## Exercise details
Copy the data that follows, exactly and completely.

[Component data from apps and pages]
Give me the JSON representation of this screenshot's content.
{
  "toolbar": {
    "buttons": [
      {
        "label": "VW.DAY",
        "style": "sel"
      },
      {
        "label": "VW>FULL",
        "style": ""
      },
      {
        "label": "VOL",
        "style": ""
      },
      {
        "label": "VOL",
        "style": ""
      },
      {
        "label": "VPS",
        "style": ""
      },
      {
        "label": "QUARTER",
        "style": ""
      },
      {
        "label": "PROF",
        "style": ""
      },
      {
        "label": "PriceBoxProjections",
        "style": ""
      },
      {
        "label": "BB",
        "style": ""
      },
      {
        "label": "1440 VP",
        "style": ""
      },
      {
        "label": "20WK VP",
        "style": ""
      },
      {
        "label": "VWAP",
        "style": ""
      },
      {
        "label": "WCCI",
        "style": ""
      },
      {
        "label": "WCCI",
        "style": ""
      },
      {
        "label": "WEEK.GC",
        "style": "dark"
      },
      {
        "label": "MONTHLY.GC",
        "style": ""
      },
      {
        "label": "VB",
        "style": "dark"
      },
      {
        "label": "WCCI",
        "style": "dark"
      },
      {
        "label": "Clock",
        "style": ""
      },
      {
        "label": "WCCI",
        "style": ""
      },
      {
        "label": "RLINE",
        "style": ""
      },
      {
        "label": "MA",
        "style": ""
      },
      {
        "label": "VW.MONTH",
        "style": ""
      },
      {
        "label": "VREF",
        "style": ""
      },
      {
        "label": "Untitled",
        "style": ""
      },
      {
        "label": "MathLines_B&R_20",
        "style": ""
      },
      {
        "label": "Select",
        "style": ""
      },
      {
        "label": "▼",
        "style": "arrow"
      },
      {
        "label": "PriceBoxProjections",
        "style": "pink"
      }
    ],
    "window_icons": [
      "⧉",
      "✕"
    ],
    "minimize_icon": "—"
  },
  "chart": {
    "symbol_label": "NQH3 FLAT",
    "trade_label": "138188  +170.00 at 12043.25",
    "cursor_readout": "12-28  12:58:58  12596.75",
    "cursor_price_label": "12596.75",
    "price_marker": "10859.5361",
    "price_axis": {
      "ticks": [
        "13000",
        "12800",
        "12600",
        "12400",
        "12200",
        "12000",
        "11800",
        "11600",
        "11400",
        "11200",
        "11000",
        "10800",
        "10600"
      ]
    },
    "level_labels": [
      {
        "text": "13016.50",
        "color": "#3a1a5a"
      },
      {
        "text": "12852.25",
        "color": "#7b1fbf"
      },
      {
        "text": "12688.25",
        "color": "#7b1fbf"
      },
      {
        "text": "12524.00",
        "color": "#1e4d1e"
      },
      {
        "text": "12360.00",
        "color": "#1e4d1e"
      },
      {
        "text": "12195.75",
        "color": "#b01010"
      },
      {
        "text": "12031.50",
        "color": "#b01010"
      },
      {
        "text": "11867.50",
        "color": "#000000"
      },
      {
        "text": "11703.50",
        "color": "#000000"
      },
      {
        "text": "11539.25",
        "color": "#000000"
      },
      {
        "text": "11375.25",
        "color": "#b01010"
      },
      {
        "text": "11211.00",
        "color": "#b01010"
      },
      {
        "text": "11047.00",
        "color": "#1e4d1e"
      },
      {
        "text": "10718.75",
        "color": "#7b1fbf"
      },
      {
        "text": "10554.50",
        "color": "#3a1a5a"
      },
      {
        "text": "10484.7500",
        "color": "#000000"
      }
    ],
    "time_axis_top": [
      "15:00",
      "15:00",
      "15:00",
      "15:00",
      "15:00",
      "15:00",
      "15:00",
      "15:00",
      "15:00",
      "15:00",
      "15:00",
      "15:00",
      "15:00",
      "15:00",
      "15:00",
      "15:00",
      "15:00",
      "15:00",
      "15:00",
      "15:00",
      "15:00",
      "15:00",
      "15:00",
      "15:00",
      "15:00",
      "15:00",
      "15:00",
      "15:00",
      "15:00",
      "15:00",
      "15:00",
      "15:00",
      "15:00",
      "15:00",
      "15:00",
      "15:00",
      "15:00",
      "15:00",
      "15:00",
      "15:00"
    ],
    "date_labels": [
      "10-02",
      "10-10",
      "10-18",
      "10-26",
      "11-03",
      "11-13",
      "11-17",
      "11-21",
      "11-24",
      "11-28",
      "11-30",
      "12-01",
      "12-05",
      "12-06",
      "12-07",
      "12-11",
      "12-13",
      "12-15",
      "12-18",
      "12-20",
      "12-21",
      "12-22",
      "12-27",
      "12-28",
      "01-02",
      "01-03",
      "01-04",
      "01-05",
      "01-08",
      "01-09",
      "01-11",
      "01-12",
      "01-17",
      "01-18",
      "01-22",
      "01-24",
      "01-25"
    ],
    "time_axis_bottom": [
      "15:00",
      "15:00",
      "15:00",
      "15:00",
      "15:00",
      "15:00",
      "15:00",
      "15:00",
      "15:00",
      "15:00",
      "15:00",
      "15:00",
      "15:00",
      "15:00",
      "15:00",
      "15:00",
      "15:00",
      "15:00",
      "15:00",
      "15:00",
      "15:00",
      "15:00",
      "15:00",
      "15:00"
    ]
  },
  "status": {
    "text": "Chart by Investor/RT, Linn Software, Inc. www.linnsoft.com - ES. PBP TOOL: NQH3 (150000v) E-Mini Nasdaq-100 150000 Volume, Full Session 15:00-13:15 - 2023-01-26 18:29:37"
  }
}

## Solution
Give me the JSON representation of this screenshot's content.
{
  "toolbar": {
    "buttons": [
      {
        "label": "VW.DAY",
        "style": "sel"
      },
      {
        "label": "VW>FULL",
        "style": ""
      },
      {
        "label": "VOL",
        "style": ""
      },
      {
        "label": "VOL",
        "style": ""
      },
      {
        "label": "VPS",
        "style": ""
      },
      {
        "label": "QUARTER",
        "style": ""
      },
      {
        "label": "PROF",
        "style": ""
      },
      {
        "label": "PriceBoxProjections",
        "style": ""
      },
      {
        "label": "BB",
        "style": ""
      },
      {
        "label": "1440 VP",
        "style": ""
      },
      {
        "label": "20WK VP",
        "style": ""
      },
      {
        "label": "VWAP",
        "style": ""
      },
      {
        "label": "WCCI",
        "style": ""
      },
      {
        "label": "WCCI",
        "style": ""
      },
      {
        "label": "WEEK.GC",
        "style": "dark"
      },
      {
        "label": "MONTHLY.GC",
        "style": ""
      },
      {
        "label": "VB",
        "style": "dark"
      },
      {
        "label": "WCCI",
        "style": "dark"
      },
      {
        "label": "Clock",
        "style": ""
      },
      {
        "label": "WCCI",
        "style": ""
      },
      {
        "label": "RLINE",
        "style": ""
      },
      {
        "label": "MA",
        "style": ""
      },
      {
        "label": "VW.MONTH",
        "style": ""
      },
      {
        "label": "VREF",
        "style": ""
      },
      {
        "label": "Untitled",
        "style": ""
      },
      {
        "label": "MathLines_B&R_20",
        "style": ""
      },
      {
        "label": "Select",
        "style": ""
      },
      {
        "label": "▼",
        "style": "arrow"
      },
      {
        "label": "PriceBoxProjections",
        "style": "pink"
      }
    ],
    "window_icons": [
      "⧉",
      "✕"
    ],
    "minimize_icon": "—"
  },
  "chart": {
    "symbol_label": "NQH3 FLAT",
    "trade_label": "138188  +170.00 at 12043.25",
    "cursor_readout": "12-28  12:58:58  12596.75",
    "cursor_price_label": "12596.75",
    "price_marker": "10859.5361",
    "price_axis": {
      "ticks": [
        "13000",
        "12800",
        "12600",
        "12400",
        "12200",
        "12000",
        "11800",
        "11600",
        "11400",
        "11200",
        "11000",
        "10800",
        "10600"
      ]
    },
    "level_labels": [
      {
        "text": "13016.50",
        "color": "#3a1a5a"
      },
      {
        "text": "12852.25",
        "color": "#7b1fbf"
      },
      {
        "text": "12688.25",
        "color": "#7b1fbf"
      },
      {
        "text": "12524.00",
        "color": "#1e4d1e"
      },
      {
        "text": "12360.00",
        "color": "#1e4d1e"
      },
      {
        "text": "12195.75",
        "color": "#b01010"
      },
      {
        "text": "12031.50",
        "color": "#b01010"
      },
      {
        "text": "11867.50",
        "color": "#000000"
      },
      {
        "text": "11703.50",
        "color": "#000000"
      },
      {
        "text": "11539.25",
        "color": "#000000"
      },
      {
        "text": "11375.25",
        "color": "#b01010"
      },
      {
        "text": "11211.00",
        "color": "#b01010"
      },
      {
        "text": "11047.00",
        "color": "#1e4d1e"
      },
      {
        "text": "10718.75",
        "color": "#7b1fbf"
      },
      {
        "text": "10554.50",
        "color": "#3a1a5a"
      },
      {
        "text": "10484.7500",
        "color": "#000000"
      }
    ],
    "time_axis_top": [
      "15:00",
      "15:00",
      "15:00",
      "15:00",
      "15:00",
      "15:00",
      "15:00",
      "15:00",
      "15:00",
      "15:00",
      "15:00",
      "15:00",
      "15:00",
      "15:00",
      "15:00",
      "15:00",
      "15:00",
      "15:00",
      "15:00",
      "15:00",
      "15:00",
      "15:00",
      "15:00",
      "15:00",
      "15:00",
      "15:00",
      "15:00",
      "15:00",
      "15:00",
      "15:00",
      "15:00",
      "15:00",
      "15:00",
      "15:00",
      "15:00",
      "15:00",
      "15:00",
      "15:00",
      "15:00",
      "15:00"
    ],
    "date_labels": [
      "10-02",
      "10-10",
      "10-18",
      "10-26",
      "11-03",
      "11-13",
      "11-17",
      "11-21",
      "11-24",
      "11-28",
      "11-30",
      "12-01",
      "12-05",
      "12-06",
      "12-07",
      "12-11",
      "12-13",
      "12-15",
      "12-18",
      "12-20",
      "12-21",
      "12-22",
      "12-27",
      "12-28",
      "01-02",
      "01-03",
      "01-04",
      "01-05",
      "01-08",
      "01-09",
      "01-11",
      "01-12",
      "01-17",
      "01-18",
      "01-22",
      "01-24",
      "01-25"
    ],
    "time_axis_bottom": [
      "15:00",
      "15:00",
      "15:00",
      "15:00",
      "15:00",
      "15:00",
      "15:00",
      "15:00",
      "15:00",
      "15:00",
      "15:00",
      "15:00",
      "15:00",
      "15:00",
      "15:00",
      "15:00",
      "15:00",
      "15:00",
      "15:00",
      "15:00",
      "15:00",
      "15:00",
      "15:00",
      "15:00"
    ]
  },
  "status": {
    "text": "Chart by Investor/RT, Linn Software, Inc. www.linnsoft.com - ES. PBP TOOL: NQH3 (150000v) E-Mini Nasdaq-100 150000 Volume, Full Session 15:00-13:15 - 2023-01-26 18:29:37"
  }
}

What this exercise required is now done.